Here's some stuff from SVP to entertain all of you come Thanksgiving.
Akerson and Trost think cervical and anterior dorsal air sack diverticula helped support sauropods' necks. Apparently it works that way in avians and sauropods lack evidence of mammal-like nuchal ligaments.
Anton presented a hypthesis that ceratopsian frills were used as an acoustic device to amplify sound waves. Tests indicate low frequency sounds are amplified three times.
The Japanese hypsilophodont skull includes much of the left facial region, palatal and skull roof elements and a partial dentary.
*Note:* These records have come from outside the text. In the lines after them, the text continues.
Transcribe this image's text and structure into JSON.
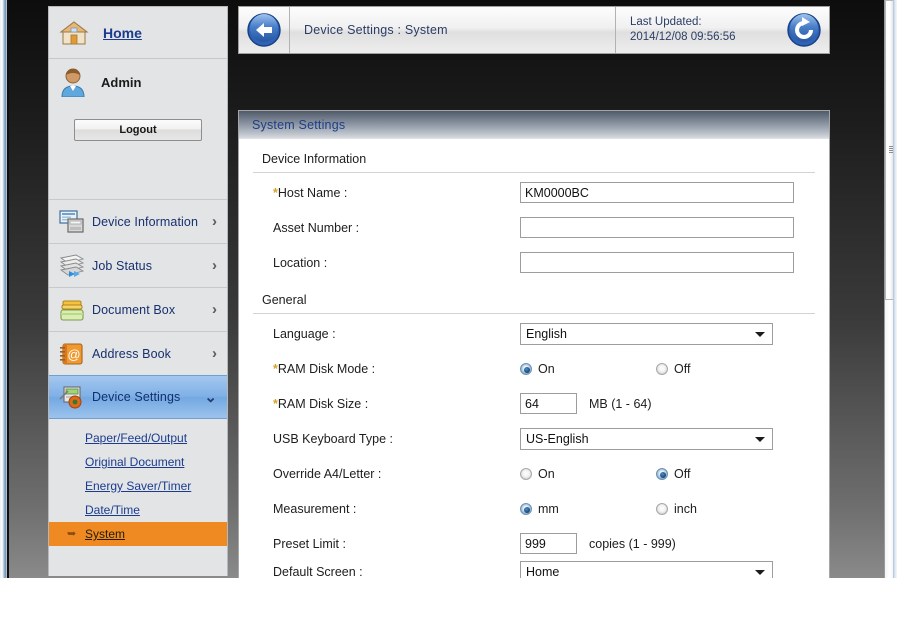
{
  "sidebar": {
    "home_label": "Home",
    "user_label": "Admin",
    "logout_label": "Logout",
    "nav": [
      {
        "label": "Device Information",
        "icon": "device-information-icon",
        "chevron": "›",
        "active": false
      },
      {
        "label": "Job Status",
        "icon": "job-status-icon",
        "chevron": "›",
        "active": false
      },
      {
        "label": "Document Box",
        "icon": "document-box-icon",
        "chevron": "›",
        "active": false
      },
      {
        "label": "Address Book",
        "icon": "address-book-icon",
        "chevron": "›",
        "active": false
      },
      {
        "label": "Device Settings",
        "icon": "device-settings-icon",
        "chevron": "⌄",
        "active": true
      }
    ],
    "sub_items": [
      {
        "label": "Paper/Feed/Output",
        "selected": false
      },
      {
        "label": "Original Document",
        "selected": false
      },
      {
        "label": "Energy Saver/Timer",
        "selected": false
      },
      {
        "label": "Date/Time",
        "selected": false
      },
      {
        "label": "System",
        "selected": true
      }
    ]
  },
  "topbar": {
    "back_icon": "back-arrow-icon",
    "breadcrumb": "Device Settings : System",
    "last_updated_label": "Last Updated:",
    "last_updated_value": "2014/12/08 09:56:56",
    "refresh_icon": "refresh-icon"
  },
  "panel": {
    "title": "System Settings",
    "sections": [
      {
        "title": "Device Information",
        "rows": [
          {
            "label": "Host Name :",
            "required": true,
            "type": "text",
            "value": "KM0000BC",
            "width": "wide"
          },
          {
            "label": "Asset Number :",
            "required": false,
            "type": "text",
            "value": "",
            "width": "wide"
          },
          {
            "label": "Location :",
            "required": false,
            "type": "text",
            "value": "",
            "width": "wide"
          }
        ]
      },
      {
        "title": "General",
        "rows": [
          {
            "label": "Language :",
            "required": false,
            "type": "select",
            "value": "English"
          },
          {
            "label": "RAM Disk Mode :",
            "required": true,
            "type": "radio",
            "options": [
              {
                "label": "On",
                "selected": true
              },
              {
                "label": "Off",
                "selected": false
              }
            ]
          },
          {
            "label": "RAM Disk Size :",
            "required": true,
            "type": "text",
            "value": "64",
            "width": "small",
            "unit": "MB (1 - 64)"
          },
          {
            "label": "USB Keyboard Type :",
            "required": false,
            "type": "select",
            "value": "US-English"
          },
          {
            "label": "Override A4/Letter :",
            "required": false,
            "type": "radio",
            "options": [
              {
                "label": "On",
                "selected": false
              },
              {
                "label": "Off",
                "selected": true
              }
            ]
          },
          {
            "label": "Measurement :",
            "required": false,
            "type": "radio",
            "options": [
              {
                "label": "mm",
                "selected": true
              },
              {
                "label": "inch",
                "selected": false
              }
            ]
          },
          {
            "label": "Preset Limit :",
            "required": false,
            "type": "text",
            "value": "999",
            "width": "small",
            "unit": "copies (1 - 999)"
          },
          {
            "label": "Default Screen :",
            "required": false,
            "type": "select",
            "value": "Home",
            "partial": true
          }
        ]
      }
    ]
  },
  "colors": {
    "link": "#1a3b8f",
    "accent_selected": "#ef8a22",
    "nav_active": "#7fb0e6",
    "required_marker": "#d9a22a",
    "panel_title": "#1f3f86"
  }
}
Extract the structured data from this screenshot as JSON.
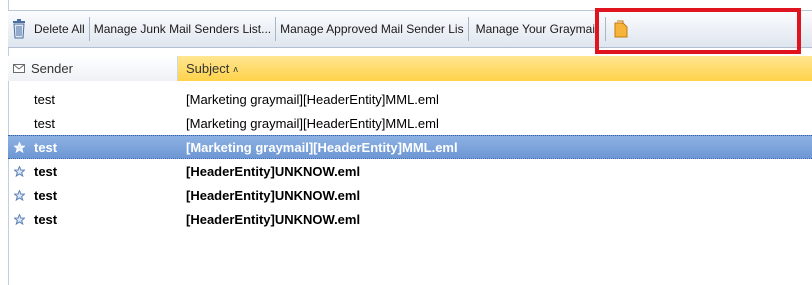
{
  "toolbar": {
    "delete_all": "Delete All",
    "manage_junk": "Manage Junk Mail Senders List...",
    "manage_approved": "Manage Approved Mail Sender Lis",
    "manage_graymail": "Manage Your Graymail",
    "highlight_color": "#e0141e"
  },
  "grid": {
    "columns": {
      "sender": "Sender",
      "subject": "Subject"
    },
    "sort_indicator": "ʌ",
    "selected_color": "#7aa3dc",
    "header_sorted_color": "#ffd24a",
    "rows": [
      {
        "sender": "test",
        "subject": "[Marketing graymail][HeaderEntity]MML.eml",
        "unread": false,
        "selected": false,
        "flag": ""
      },
      {
        "sender": "test",
        "subject": "[Marketing graymail][HeaderEntity]MML.eml",
        "unread": false,
        "selected": false,
        "flag": ""
      },
      {
        "sender": "test",
        "subject": "[Marketing graymail][HeaderEntity]MML.eml",
        "unread": true,
        "selected": true,
        "flag": "star-icon"
      },
      {
        "sender": "test",
        "subject": "[HeaderEntity]UNKNOW.eml",
        "unread": true,
        "selected": false,
        "flag": "star-icon"
      },
      {
        "sender": "test",
        "subject": "[HeaderEntity]UNKNOW.eml",
        "unread": true,
        "selected": false,
        "flag": "star-icon"
      },
      {
        "sender": "test",
        "subject": "[HeaderEntity]UNKNOW.eml",
        "unread": true,
        "selected": false,
        "flag": "star-icon"
      }
    ]
  }
}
It seems more like Atlascopcosaurus and Leaellynasaura than Hypsilophodon. Other Tetori Group dinosaurs mentioned by Barrett and Manabe include an iguanodont, a nemegtosaurid, a basal titanosauriform or euhelopodid, a tyrannosaurid, a velociraptorine ("Kitadanisaurus") and an segnosaur-oviraptorosaur.
A juvenile Parasaurolophus was described by Bennett and Sullivan from the Fruitland Formation of New Mexico.
Bertini reports on titanosaurid remains from the Bauru Group of Brazil. Lots of caudal vertebrae from the various formations suggests three species were present. Sinks Gondwanatitan into Aeolosaurus, which I disagree with as can be read here:
Bilbey, Hall and Hall report a new "haplocanthosaurid" from the Morrison of Utah. 60% complete, including limbs, old adult but only 2.25 meters at the hip. No news on whether its a new genus or species.
Lots of new Ceratosaurus stuff by Britt, Chure, Holtz, Miles and Stadtman. Nick covered most of it. Nasal and lacrimal horns develop ontogenetically, sacral osified tendons, both gracile and robust forms are present at Dry Mesa. Phylogenetic analyses still keep it in Neoceratosauria/Ceratosauroidea and Ceratosauria, but only two steps more separates coelophysoids from ceratosaurs. Still not as drastic as separating abelisaurs and ceratosaurids as some have done...
Brochu presents some stuff on Sue. The sex is unknown, it has a proatlus arch and caudalmost dorsal rib. There's pneumatophores on most cervical ribs and all vertebrae through the fourth sacral. Four rows of gastralia are present and many of the anterior medial segments are fused.
A new brachiosaurid from the Ruby Ranch Member of the Cedar Mountain Formation (Burge, Bird, Britt, Chure and Scheetz). Minimum of four individuals, including vertebrae, pelvic elements, long bones and metapodials. Brachiosaurid characters include- elongate pubic peduncle, broad puboischial contact, camellate vertebrae, slender cervical centra, caudal vertebrae with short spines and back-swept ribs.
Calvo has lots of stuff from the Rio Neuquen and Rio Colorado Formations. Titanosaurids are represented by-
(MUCPv-204) 13 caudals, scapula, humerus, femur
(MUCPv-300) several dorsals
(MUCPv-302) two dorsals
(MUCPv-303) dorsals, ribs, caudals, scapula (huge!)
(MUCPv-304) three mid-cervicals (950 mm long!) (huge!)
Also a couple theropods-
(MUCPv-275) tetanuran humerus
(MUCPv-301) almost complete theropod, not abelisaurid or carcharodontosaurid
Chure, Britt, Foster, Madsen and Miles report new specimens of Ceratosaurus, Torvosaurus, Coelurus and Stokesosaurus(!) are known. Unfortunately no details (arghh!).
Clark, Norell and Barsbold report two new oviraptorid species. First is represented by the nesting specimen, another nester, the embryo and a skull. Ascending proces of premaxilla vertical, anteriorly extending parietal, anterodorsally sloped occiput, elongate cervicals, epipterygoid and coronoid are present. Other species is based on three Conchoraptor-like skeletons. Has fused nasals, more horizontal naris and proximally reduced third metacarpal that does not contact the carpus(!). Perhaps opposable? The holotype of Ovirator philoceratops is also redescribed. Can't wait until this gets into AMN!
That's it for now. More stuff will come on Sunday, including Gobi ornithurines and Avimimus. Also, expect Details on Eoenantiornis in the very near future......
Have a great Thanksgiving!